— WHAT NEEDS TO BE DONE —
The answer must consist of every line below that holds the word "vaccine".

— DATA SECTION —

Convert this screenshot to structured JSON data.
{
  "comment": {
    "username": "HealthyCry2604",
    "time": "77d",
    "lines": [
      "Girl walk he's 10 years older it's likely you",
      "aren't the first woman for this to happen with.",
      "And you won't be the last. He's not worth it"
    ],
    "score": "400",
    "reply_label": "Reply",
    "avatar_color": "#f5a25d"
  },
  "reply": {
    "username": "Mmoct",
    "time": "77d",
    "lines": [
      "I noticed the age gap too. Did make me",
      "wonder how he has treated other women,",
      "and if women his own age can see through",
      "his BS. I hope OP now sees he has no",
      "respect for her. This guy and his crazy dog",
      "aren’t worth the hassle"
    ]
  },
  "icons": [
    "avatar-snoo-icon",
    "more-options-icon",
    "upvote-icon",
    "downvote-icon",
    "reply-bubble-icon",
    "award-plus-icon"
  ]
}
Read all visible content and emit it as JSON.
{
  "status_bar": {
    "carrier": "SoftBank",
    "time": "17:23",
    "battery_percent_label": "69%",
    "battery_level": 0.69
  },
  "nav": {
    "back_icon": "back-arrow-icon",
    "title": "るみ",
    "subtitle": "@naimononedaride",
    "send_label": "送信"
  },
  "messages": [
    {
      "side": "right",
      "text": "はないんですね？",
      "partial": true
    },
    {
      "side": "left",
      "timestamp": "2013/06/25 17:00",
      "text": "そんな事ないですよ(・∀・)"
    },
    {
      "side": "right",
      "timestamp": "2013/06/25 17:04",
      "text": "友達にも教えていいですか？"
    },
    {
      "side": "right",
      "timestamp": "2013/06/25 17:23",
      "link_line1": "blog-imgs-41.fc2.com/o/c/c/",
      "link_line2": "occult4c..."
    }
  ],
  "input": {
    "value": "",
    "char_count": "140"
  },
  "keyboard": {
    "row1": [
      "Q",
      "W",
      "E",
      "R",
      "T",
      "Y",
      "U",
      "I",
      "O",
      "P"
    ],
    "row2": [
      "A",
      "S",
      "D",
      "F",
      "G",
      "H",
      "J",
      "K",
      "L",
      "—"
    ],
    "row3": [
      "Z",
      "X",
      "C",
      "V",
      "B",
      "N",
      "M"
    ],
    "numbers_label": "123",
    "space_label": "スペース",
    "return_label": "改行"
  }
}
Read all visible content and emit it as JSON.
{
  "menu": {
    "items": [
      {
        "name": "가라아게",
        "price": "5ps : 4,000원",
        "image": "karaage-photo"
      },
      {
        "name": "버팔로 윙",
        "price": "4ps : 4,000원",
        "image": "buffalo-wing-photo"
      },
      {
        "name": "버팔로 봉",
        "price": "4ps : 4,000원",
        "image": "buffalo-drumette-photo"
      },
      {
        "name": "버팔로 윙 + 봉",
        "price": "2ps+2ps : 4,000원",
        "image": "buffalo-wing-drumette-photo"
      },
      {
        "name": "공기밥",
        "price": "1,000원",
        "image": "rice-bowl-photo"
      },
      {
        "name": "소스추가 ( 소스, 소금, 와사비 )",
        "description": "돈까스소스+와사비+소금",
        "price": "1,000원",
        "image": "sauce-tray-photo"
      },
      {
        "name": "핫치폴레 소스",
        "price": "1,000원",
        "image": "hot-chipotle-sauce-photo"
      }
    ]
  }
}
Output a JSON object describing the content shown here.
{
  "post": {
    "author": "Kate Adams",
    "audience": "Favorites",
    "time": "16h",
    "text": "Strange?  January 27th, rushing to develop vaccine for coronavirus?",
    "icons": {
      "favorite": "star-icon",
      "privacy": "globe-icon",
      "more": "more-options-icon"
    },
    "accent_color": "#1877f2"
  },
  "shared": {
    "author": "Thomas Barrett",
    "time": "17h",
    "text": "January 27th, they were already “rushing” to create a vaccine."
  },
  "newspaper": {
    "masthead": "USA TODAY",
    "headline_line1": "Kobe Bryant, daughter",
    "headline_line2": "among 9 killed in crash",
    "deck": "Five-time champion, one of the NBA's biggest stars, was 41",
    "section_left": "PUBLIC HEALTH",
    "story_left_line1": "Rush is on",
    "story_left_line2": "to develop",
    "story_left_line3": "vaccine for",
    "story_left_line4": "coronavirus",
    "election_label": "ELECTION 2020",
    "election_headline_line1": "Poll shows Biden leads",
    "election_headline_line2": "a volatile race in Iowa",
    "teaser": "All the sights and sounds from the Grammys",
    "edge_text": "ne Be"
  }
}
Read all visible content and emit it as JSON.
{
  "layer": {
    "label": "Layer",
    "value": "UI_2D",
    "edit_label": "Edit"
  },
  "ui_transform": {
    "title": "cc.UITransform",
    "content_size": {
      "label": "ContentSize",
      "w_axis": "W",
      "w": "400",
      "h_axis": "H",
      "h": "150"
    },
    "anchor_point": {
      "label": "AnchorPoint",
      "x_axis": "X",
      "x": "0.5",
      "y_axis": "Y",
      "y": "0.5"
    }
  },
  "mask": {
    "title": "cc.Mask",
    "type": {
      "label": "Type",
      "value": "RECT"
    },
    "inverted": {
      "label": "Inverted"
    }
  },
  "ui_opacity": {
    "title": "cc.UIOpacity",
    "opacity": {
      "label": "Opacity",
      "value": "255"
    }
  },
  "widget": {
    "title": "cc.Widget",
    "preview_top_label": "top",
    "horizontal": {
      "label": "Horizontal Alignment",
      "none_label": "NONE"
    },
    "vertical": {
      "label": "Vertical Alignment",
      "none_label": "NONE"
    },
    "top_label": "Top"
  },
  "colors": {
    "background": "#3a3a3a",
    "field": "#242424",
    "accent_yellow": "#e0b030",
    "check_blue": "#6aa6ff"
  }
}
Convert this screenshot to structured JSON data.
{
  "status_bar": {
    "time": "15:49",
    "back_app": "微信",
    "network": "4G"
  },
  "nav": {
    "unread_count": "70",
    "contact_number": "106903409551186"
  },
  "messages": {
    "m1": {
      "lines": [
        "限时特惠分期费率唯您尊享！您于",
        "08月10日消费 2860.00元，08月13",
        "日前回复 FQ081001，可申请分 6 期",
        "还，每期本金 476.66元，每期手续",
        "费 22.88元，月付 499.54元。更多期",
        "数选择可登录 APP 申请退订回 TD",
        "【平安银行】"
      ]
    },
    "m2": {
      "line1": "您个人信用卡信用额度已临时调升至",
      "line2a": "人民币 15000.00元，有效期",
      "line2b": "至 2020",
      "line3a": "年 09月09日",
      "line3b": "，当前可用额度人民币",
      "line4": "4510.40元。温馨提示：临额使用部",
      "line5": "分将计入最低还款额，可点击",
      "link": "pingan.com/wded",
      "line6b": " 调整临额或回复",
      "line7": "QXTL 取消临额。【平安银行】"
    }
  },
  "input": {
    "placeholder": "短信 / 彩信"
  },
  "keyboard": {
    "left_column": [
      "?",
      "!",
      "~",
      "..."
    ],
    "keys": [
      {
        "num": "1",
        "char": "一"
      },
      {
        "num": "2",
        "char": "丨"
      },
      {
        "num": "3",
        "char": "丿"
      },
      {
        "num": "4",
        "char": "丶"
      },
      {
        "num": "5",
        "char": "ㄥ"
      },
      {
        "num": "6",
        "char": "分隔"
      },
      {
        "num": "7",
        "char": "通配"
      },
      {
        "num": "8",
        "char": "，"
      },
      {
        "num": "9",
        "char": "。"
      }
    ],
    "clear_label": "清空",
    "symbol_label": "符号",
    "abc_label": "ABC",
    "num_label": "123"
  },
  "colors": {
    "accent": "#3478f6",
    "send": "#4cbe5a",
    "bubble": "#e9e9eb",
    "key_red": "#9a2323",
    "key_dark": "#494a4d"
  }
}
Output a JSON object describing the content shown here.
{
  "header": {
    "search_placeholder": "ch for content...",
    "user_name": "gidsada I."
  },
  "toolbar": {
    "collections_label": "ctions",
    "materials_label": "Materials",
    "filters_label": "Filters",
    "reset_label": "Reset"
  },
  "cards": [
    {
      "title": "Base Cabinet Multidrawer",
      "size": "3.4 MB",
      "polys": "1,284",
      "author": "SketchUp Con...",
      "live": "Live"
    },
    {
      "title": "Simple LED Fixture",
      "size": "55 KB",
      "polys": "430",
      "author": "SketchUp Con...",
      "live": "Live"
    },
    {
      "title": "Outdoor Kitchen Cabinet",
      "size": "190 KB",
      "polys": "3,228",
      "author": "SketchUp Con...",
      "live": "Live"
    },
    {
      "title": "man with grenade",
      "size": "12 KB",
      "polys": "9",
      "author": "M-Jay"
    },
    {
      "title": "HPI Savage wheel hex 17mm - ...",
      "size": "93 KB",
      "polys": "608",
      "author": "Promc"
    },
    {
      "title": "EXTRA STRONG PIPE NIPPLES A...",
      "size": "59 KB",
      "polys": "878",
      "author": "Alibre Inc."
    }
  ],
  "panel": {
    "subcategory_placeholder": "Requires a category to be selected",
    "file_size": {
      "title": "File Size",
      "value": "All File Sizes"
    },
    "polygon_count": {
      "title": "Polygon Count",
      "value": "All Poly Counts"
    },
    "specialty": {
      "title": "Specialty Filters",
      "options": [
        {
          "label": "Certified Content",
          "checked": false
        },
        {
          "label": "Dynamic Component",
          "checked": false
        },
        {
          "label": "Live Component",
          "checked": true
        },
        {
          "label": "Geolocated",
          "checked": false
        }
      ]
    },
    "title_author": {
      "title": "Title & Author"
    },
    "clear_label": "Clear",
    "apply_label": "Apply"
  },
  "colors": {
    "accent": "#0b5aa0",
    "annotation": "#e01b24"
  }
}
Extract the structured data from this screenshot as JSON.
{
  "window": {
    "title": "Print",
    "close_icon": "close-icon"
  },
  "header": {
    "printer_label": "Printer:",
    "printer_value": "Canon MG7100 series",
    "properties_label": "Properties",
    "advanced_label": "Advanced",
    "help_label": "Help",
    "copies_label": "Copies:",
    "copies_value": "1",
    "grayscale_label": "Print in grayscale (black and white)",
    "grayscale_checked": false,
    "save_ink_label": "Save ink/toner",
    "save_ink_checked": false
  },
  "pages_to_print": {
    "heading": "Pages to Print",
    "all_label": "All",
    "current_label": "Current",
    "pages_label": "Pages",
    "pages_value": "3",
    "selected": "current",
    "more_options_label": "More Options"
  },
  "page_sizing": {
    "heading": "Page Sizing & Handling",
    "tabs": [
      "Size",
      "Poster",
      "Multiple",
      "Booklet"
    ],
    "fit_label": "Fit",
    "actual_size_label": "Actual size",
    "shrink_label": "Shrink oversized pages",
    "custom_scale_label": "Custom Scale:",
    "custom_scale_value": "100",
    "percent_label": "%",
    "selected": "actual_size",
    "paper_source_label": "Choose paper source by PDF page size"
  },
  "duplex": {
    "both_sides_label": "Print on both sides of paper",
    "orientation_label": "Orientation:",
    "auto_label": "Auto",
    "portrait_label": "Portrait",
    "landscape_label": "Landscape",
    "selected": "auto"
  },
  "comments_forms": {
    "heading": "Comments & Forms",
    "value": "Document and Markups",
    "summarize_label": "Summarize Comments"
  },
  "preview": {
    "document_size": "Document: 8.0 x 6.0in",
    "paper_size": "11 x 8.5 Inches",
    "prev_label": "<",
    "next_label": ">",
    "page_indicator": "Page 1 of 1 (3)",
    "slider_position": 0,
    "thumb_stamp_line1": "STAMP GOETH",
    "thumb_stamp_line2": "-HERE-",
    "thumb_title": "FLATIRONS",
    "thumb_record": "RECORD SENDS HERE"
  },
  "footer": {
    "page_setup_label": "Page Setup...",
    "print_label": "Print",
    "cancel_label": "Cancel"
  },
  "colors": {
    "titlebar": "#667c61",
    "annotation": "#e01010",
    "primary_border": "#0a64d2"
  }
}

— TASK RESULT —
    "text": "Strange?  January 27th, rushing to develop vaccine for coronavirus?",
    "text": "January 27th, they were already “rushing” to create a vaccine."
    "story_left_line3": "vaccine for",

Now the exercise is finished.